- **Action item**: Keep every word the same. Repeat the records without their images.
┏━━
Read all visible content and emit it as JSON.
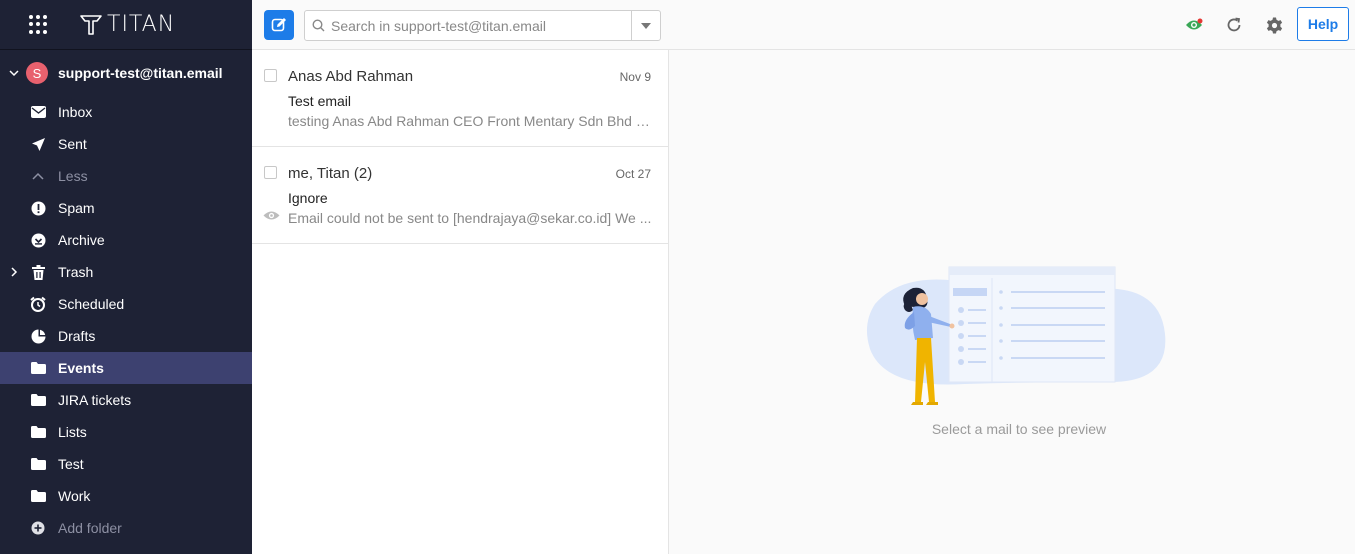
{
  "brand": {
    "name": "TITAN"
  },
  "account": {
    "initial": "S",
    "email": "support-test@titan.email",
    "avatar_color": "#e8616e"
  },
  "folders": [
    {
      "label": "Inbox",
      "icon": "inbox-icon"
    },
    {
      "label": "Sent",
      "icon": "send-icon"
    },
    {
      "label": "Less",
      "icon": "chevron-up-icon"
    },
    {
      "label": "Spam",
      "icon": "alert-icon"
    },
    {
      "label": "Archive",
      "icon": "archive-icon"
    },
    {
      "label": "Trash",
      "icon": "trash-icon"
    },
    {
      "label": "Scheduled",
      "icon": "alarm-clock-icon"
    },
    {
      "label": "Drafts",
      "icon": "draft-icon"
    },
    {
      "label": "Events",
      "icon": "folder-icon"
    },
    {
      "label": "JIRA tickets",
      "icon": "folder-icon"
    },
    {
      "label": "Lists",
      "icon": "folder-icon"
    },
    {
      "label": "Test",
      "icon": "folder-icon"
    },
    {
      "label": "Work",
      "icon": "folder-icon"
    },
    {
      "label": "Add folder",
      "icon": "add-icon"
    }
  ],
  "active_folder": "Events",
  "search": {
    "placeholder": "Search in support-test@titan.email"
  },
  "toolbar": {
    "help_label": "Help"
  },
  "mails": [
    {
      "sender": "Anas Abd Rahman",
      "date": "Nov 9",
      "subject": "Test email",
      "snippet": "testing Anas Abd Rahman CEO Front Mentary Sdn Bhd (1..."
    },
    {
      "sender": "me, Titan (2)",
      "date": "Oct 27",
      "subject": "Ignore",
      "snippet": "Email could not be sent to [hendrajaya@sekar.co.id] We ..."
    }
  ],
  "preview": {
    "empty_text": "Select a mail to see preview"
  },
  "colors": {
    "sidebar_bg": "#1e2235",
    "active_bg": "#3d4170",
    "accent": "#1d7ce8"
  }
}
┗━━
- **Response for this exercise**:
Read all visible content and emit it as JSON.
{
  "brand": {
    "name": "TITAN"
  },
  "account": {
    "initial": "S",
    "email": "support-test@titan.email",
    "avatar_color": "#e8616e"
  },
  "folders": [
    {
      "label": "Inbox",
      "icon": "inbox-icon"
    },
    {
      "label": "Sent",
      "icon": "send-icon"
    },
    {
      "label": "Less",
      "icon": "chevron-up-icon"
    },
    {
      "label": "Spam",
      "icon": "alert-icon"
    },
    {
      "label": "Archive",
      "icon": "archive-icon"
    },
    {
      "label": "Trash",
      "icon": "trash-icon"
    },
    {
      "label": "Scheduled",
      "icon": "alarm-clock-icon"
    },
    {
      "label": "Drafts",
      "icon": "draft-icon"
    },
    {
      "label": "Events",
      "icon": "folder-icon"
    },
    {
      "label": "JIRA tickets",
      "icon": "folder-icon"
    },
    {
      "label": "Lists",
      "icon": "folder-icon"
    },
    {
      "label": "Test",
      "icon": "folder-icon"
    },
    {
      "label": "Work",
      "icon": "folder-icon"
    },
    {
      "label": "Add folder",
      "icon": "add-icon"
    }
  ],
  "active_folder": "Events",
  "search": {
    "placeholder": "Search in support-test@titan.email"
  },
  "toolbar": {
    "help_label": "Help"
  },
  "mails": [
    {
      "sender": "Anas Abd Rahman",
      "date": "Nov 9",
      "subject": "Test email",
      "snippet": "testing Anas Abd Rahman CEO Front Mentary Sdn Bhd (1..."
    },
    {
      "sender": "me, Titan (2)",
      "date": "Oct 27",
      "subject": "Ignore",
      "snippet": "Email could not be sent to [hendrajaya@sekar.co.id] We ..."
    }
  ],
  "preview": {
    "empty_text": "Select a mail to see preview"
  },
  "colors": {
    "sidebar_bg": "#1e2235",
    "active_bg": "#3d4170",
    "accent": "#1d7ce8"
  }
}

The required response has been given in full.